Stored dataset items
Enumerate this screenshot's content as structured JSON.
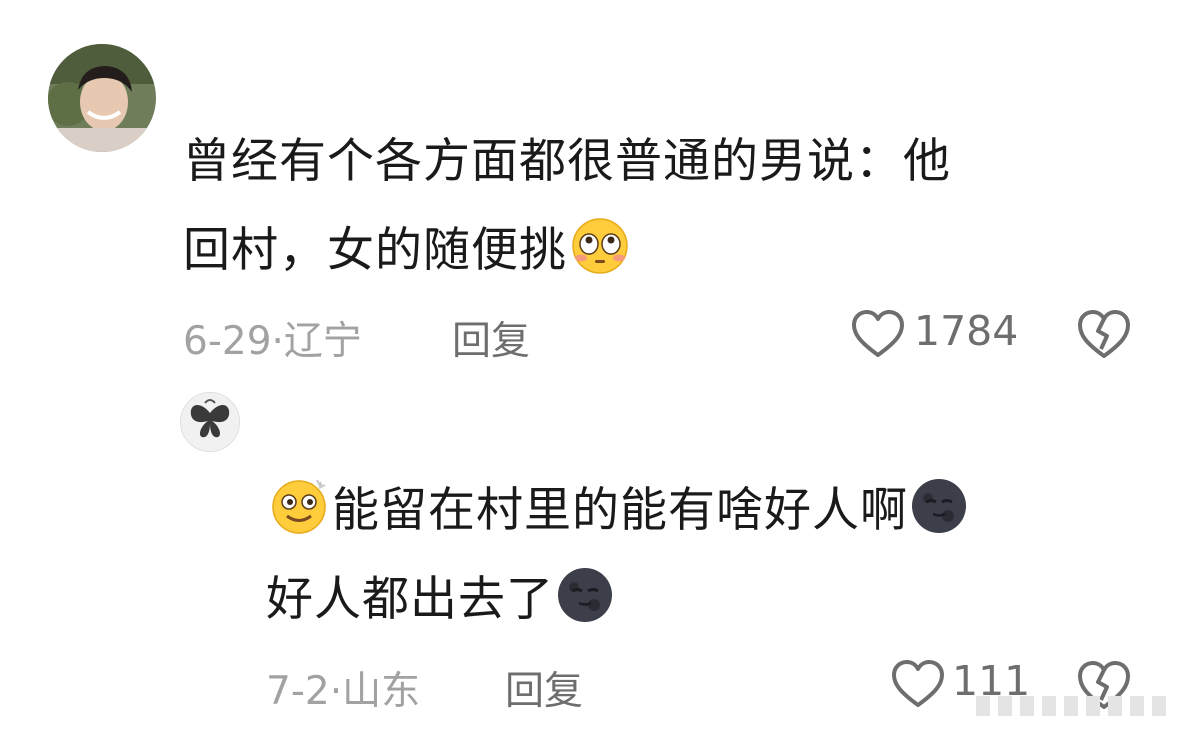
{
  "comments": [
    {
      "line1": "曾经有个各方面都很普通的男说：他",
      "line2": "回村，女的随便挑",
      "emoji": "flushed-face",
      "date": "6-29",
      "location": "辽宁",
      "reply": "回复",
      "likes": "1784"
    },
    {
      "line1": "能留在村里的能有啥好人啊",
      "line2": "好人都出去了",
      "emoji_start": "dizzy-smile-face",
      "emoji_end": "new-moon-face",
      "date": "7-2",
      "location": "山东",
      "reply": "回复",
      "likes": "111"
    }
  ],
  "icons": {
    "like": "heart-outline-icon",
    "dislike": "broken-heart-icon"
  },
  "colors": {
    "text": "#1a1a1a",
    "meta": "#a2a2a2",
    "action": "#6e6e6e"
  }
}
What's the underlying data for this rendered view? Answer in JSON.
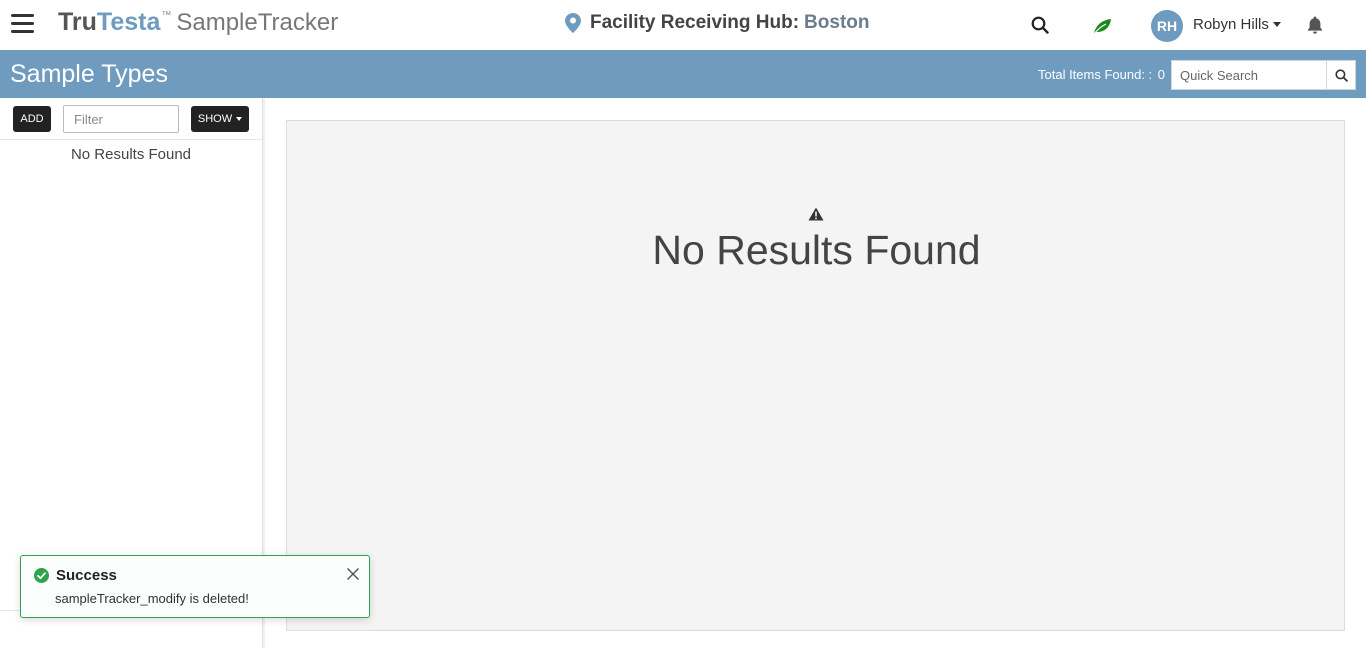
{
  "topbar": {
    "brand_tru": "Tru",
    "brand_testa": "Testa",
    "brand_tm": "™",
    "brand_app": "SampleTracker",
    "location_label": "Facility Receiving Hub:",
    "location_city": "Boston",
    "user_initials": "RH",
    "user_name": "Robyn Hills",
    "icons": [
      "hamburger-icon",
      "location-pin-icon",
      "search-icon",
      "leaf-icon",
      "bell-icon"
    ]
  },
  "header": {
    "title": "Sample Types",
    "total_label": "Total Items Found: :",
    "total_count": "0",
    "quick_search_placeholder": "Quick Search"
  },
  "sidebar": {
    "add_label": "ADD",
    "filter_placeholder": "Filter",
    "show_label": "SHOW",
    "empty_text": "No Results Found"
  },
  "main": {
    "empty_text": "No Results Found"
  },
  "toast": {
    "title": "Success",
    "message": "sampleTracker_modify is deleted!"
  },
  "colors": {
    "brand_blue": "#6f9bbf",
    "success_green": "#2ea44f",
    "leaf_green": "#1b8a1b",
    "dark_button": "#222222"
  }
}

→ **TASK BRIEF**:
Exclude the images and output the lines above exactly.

→ **ANSWER SPACE**:
Enumerate this screenshot's content as structured JSON.
{
  "comments": [
    {
      "line1": "曾经有个各方面都很普通的男说：他",
      "line2": "回村，女的随便挑",
      "emoji": "flushed-face",
      "date": "6-29",
      "location": "辽宁",
      "reply": "回复",
      "likes": "1784"
    },
    {
      "line1": "能留在村里的能有啥好人啊",
      "line2": "好人都出去了",
      "emoji_start": "dizzy-smile-face",
      "emoji_end": "new-moon-face",
      "date": "7-2",
      "location": "山东",
      "reply": "回复",
      "likes": "111"
    }
  ],
  "icons": {
    "like": "heart-outline-icon",
    "dislike": "broken-heart-icon"
  },
  "colors": {
    "text": "#1a1a1a",
    "meta": "#a2a2a2",
    "action": "#6e6e6e"
  }
}
What's the underlying data for this rendered view? Answer in JSON.
{
  "topbar": {
    "brand_tru": "Tru",
    "brand_testa": "Testa",
    "brand_tm": "™",
    "brand_app": "SampleTracker",
    "location_label": "Facility Receiving Hub:",
    "location_city": "Boston",
    "user_initials": "RH",
    "user_name": "Robyn Hills",
    "icons": [
      "hamburger-icon",
      "location-pin-icon",
      "search-icon",
      "leaf-icon",
      "bell-icon"
    ]
  },
  "header": {
    "title": "Sample Types",
    "total_label": "Total Items Found: :",
    "total_count": "0",
    "quick_search_placeholder": "Quick Search"
  },
  "sidebar": {
    "add_label": "ADD",
    "filter_placeholder": "Filter",
    "show_label": "SHOW",
    "empty_text": "No Results Found"
  },
  "main": {
    "empty_text": "No Results Found"
  },
  "toast": {
    "title": "Success",
    "message": "sampleTracker_modify is deleted!"
  },
  "colors": {
    "brand_blue": "#6f9bbf",
    "success_green": "#2ea44f",
    "leaf_green": "#1b8a1b",
    "dark_button": "#222222"
  }
}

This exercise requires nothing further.